→ What is expected
Your answer should be the lines of the data below that contain "this".

→ Records provided
>>>>>
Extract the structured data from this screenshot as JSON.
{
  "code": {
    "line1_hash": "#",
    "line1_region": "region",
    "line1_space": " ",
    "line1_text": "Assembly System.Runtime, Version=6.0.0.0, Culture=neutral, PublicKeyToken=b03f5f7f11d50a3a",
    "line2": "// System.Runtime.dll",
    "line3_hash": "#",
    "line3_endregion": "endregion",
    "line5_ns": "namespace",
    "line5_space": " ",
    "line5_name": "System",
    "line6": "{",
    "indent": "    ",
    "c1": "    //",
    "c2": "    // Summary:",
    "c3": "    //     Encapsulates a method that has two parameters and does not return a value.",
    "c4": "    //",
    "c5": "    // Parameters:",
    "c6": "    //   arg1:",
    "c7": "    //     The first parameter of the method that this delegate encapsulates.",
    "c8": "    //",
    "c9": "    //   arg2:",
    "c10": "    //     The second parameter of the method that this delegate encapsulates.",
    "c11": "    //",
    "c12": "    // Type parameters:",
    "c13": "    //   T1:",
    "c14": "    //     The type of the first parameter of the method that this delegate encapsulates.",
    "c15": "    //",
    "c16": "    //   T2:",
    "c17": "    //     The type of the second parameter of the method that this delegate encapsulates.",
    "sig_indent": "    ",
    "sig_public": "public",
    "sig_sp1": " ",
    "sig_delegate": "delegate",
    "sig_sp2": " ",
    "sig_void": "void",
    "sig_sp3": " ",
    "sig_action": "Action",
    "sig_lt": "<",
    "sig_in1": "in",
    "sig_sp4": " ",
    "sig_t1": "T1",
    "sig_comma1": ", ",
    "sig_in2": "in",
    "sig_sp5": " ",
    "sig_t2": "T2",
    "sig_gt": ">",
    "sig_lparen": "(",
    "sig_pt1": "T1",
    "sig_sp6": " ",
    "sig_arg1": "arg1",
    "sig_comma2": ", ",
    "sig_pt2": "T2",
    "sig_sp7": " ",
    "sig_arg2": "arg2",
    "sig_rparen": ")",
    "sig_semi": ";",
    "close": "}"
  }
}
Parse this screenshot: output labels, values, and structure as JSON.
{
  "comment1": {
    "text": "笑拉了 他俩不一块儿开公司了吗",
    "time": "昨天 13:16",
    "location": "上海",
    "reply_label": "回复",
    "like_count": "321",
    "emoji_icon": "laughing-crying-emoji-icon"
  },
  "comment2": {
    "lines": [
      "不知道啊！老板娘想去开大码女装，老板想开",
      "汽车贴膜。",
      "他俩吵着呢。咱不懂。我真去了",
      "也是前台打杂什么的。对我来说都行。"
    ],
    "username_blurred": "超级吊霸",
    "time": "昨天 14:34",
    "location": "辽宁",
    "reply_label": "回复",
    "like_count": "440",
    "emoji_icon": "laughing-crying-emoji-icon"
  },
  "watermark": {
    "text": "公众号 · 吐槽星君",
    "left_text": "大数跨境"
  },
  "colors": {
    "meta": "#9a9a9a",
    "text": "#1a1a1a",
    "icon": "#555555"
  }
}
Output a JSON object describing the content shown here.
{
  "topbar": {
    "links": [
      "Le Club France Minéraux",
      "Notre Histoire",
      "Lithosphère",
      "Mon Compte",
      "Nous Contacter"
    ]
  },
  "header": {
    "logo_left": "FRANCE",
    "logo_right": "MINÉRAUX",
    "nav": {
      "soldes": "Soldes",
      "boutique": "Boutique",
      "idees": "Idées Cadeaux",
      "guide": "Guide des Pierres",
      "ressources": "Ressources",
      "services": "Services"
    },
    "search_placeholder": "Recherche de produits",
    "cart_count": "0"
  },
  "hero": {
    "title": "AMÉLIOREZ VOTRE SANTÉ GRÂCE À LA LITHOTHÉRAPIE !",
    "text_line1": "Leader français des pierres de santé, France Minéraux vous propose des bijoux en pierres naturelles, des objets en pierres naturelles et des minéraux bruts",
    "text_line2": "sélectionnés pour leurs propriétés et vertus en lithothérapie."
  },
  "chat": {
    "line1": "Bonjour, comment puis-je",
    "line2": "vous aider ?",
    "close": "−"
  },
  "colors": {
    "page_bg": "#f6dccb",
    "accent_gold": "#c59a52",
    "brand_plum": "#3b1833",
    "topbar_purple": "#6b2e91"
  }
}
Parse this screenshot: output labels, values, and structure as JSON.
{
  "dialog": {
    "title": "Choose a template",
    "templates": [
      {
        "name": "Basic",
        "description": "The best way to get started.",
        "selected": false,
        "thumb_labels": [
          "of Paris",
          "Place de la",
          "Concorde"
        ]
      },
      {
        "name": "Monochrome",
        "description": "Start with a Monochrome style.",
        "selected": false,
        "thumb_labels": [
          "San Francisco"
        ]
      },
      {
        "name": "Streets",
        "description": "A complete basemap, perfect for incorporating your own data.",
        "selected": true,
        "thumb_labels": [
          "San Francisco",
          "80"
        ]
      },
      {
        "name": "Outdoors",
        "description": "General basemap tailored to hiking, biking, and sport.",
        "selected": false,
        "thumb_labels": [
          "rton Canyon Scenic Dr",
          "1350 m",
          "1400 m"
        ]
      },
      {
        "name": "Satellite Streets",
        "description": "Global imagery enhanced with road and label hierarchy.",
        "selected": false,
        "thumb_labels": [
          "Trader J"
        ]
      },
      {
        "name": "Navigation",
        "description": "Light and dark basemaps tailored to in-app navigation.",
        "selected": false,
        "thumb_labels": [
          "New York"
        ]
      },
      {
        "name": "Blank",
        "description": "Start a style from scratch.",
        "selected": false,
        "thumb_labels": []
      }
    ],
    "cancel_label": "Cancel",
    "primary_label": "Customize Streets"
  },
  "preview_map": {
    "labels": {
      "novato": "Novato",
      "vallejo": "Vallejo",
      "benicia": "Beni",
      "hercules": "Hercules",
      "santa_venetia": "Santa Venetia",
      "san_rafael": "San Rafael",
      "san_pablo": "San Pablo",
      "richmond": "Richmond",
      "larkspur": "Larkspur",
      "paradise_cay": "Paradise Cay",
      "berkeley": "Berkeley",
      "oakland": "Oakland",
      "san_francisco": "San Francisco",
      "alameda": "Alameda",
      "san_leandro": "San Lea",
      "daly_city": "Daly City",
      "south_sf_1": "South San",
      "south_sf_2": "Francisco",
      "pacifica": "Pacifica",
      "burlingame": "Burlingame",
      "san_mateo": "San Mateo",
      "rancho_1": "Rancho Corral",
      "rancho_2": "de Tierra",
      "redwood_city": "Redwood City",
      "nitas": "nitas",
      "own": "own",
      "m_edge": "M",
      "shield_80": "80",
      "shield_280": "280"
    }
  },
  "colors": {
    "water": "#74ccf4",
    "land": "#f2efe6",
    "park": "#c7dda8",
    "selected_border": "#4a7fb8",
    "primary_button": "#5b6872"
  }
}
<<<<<
→ Task answer
Extract the structured data from this screenshot as JSON.
    "c7": "    //     The first parameter of the method that this delegate encapsulates.",
    "c10": "    //     The second parameter of the method that this delegate encapsulates.",
    "c14": "    //     The type of the first parameter of the method that this delegate encapsulates.",
    "c17": "    //     The type of the second parameter of the method that this delegate encapsulates.",
Parse this screenshot: output labels, values, and structure as JSON.
Parse this screenshot: output labels, values, and structure as JSON.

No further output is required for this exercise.